Requirement
The lines to copy are those in the records below that hold the word "JSON".

==== Data to examine

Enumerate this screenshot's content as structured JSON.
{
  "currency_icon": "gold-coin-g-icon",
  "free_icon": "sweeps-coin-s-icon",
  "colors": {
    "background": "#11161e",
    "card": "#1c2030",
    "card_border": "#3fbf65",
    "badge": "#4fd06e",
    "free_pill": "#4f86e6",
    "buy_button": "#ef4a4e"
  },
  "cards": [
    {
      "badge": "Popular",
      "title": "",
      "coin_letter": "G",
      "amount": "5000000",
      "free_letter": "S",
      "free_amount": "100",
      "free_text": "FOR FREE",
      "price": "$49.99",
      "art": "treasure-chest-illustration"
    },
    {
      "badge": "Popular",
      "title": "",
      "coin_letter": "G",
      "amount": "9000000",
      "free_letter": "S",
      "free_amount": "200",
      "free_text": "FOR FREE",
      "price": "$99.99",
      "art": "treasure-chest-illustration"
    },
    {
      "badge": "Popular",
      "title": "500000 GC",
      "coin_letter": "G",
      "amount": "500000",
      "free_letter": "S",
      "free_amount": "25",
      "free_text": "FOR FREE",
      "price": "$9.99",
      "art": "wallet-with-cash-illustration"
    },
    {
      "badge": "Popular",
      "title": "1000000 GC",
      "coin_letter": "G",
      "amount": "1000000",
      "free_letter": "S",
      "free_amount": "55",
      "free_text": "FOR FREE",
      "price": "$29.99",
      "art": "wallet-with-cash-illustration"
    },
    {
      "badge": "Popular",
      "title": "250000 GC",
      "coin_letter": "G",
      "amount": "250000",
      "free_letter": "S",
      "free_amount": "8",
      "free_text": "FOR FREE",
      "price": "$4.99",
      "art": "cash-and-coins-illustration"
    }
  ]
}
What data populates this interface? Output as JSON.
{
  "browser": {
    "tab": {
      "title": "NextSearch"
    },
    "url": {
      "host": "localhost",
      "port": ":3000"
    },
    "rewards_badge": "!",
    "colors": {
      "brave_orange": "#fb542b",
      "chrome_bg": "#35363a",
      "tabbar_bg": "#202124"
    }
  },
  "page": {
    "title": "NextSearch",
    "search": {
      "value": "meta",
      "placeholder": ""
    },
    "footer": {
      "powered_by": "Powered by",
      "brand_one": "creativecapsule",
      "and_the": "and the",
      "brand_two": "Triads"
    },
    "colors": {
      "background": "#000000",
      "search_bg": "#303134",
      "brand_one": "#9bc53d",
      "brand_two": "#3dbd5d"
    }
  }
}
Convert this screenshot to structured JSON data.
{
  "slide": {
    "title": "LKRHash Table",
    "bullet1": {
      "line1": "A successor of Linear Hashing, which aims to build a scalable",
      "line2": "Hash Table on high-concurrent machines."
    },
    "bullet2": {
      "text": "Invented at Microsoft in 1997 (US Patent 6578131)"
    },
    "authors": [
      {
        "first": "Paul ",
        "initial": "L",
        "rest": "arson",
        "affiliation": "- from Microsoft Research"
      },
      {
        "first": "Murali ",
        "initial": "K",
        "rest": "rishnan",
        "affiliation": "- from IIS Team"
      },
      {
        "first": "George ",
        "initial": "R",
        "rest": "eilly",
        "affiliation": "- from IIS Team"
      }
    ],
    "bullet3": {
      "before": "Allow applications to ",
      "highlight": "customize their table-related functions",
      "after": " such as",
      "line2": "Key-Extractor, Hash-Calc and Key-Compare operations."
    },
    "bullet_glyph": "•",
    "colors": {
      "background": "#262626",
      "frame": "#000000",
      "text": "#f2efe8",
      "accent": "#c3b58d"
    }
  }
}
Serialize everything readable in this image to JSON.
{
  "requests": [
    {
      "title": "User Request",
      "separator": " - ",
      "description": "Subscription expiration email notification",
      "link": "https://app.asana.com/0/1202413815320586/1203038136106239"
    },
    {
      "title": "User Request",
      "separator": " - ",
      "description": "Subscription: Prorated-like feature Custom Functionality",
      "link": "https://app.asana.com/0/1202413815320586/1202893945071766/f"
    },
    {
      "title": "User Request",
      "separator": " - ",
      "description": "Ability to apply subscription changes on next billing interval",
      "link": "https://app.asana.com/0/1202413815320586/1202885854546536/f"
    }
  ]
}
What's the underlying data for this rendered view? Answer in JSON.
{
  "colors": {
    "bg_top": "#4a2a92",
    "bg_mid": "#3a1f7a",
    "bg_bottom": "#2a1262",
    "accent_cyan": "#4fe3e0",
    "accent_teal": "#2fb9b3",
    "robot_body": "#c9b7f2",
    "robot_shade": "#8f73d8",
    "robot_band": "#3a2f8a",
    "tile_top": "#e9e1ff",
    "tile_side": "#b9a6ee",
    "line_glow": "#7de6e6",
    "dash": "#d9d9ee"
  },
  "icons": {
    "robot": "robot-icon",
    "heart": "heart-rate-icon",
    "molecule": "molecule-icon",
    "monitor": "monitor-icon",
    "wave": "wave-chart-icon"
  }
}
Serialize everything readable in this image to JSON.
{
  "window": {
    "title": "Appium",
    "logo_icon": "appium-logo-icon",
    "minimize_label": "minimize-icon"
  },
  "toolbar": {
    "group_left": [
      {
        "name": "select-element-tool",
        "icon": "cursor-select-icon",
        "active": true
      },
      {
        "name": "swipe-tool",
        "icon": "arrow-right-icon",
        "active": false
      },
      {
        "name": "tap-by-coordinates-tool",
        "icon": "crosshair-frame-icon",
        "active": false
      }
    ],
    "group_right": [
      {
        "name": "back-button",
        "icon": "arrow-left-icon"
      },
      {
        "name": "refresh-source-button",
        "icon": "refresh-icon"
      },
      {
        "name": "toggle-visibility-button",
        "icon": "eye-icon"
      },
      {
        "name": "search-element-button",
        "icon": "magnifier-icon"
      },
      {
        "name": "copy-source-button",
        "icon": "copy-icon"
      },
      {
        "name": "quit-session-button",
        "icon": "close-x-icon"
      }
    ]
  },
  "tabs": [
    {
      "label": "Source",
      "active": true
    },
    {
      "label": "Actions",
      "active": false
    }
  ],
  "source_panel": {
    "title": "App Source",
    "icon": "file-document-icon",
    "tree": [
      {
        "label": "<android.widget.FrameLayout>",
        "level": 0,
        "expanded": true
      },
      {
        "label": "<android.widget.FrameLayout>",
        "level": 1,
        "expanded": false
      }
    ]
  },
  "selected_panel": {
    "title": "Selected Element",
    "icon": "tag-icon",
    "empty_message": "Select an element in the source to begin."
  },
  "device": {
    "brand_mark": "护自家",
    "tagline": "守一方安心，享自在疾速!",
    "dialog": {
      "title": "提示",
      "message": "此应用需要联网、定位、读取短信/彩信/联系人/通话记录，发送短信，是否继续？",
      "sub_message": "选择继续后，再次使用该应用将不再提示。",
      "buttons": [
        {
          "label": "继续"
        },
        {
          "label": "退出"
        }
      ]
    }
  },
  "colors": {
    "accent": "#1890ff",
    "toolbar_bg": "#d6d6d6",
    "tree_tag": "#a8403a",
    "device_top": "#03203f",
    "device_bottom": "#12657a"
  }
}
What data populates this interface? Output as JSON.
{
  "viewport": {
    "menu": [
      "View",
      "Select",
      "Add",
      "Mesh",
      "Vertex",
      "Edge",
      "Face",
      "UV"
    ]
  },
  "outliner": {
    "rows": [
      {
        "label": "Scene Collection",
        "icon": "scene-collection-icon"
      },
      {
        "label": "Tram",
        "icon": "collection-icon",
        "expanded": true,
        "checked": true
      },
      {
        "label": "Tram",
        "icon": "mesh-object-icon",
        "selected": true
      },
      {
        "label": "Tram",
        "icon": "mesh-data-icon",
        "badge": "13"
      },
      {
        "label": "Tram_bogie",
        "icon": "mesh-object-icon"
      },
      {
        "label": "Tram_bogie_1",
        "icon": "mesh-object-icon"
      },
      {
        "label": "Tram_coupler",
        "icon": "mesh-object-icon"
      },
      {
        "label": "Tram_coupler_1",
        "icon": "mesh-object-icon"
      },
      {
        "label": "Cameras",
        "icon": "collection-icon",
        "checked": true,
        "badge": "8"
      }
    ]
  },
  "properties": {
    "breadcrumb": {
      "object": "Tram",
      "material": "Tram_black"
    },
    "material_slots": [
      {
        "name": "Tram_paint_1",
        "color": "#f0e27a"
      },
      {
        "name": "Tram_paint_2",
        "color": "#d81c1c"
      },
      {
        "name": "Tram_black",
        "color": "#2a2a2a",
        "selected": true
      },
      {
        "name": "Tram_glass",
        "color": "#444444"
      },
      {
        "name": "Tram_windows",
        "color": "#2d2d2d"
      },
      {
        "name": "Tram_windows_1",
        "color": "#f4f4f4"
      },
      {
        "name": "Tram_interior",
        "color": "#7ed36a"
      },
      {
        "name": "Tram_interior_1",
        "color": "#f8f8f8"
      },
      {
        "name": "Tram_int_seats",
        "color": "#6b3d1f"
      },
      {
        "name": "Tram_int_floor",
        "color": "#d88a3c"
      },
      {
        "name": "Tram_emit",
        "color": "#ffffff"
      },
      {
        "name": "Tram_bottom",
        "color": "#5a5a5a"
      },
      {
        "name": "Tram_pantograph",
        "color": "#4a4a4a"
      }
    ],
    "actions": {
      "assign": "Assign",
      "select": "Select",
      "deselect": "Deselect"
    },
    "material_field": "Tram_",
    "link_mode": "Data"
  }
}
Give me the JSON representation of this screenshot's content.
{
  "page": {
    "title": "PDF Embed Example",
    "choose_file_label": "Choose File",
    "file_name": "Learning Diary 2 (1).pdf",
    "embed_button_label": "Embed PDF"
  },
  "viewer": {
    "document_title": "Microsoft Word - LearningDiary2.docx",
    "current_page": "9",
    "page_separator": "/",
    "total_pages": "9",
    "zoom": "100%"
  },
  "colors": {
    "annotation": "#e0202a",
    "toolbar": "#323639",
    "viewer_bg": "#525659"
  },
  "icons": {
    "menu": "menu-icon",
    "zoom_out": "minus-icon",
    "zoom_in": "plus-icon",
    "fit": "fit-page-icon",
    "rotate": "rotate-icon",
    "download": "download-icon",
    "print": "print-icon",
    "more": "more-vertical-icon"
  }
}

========

The answer
Enumerate this screenshot's content as structured JSON.
What data populates this interface? Output as JSON.
Convert this screenshot to structured JSON data.
Serialize everything readable in this image to JSON.
What's the underlying data for this rendered view? Answer in JSON.
Serialize everything readable in this image to JSON.
What data populates this interface? Output as JSON.
Give me the JSON representation of this screenshot's content.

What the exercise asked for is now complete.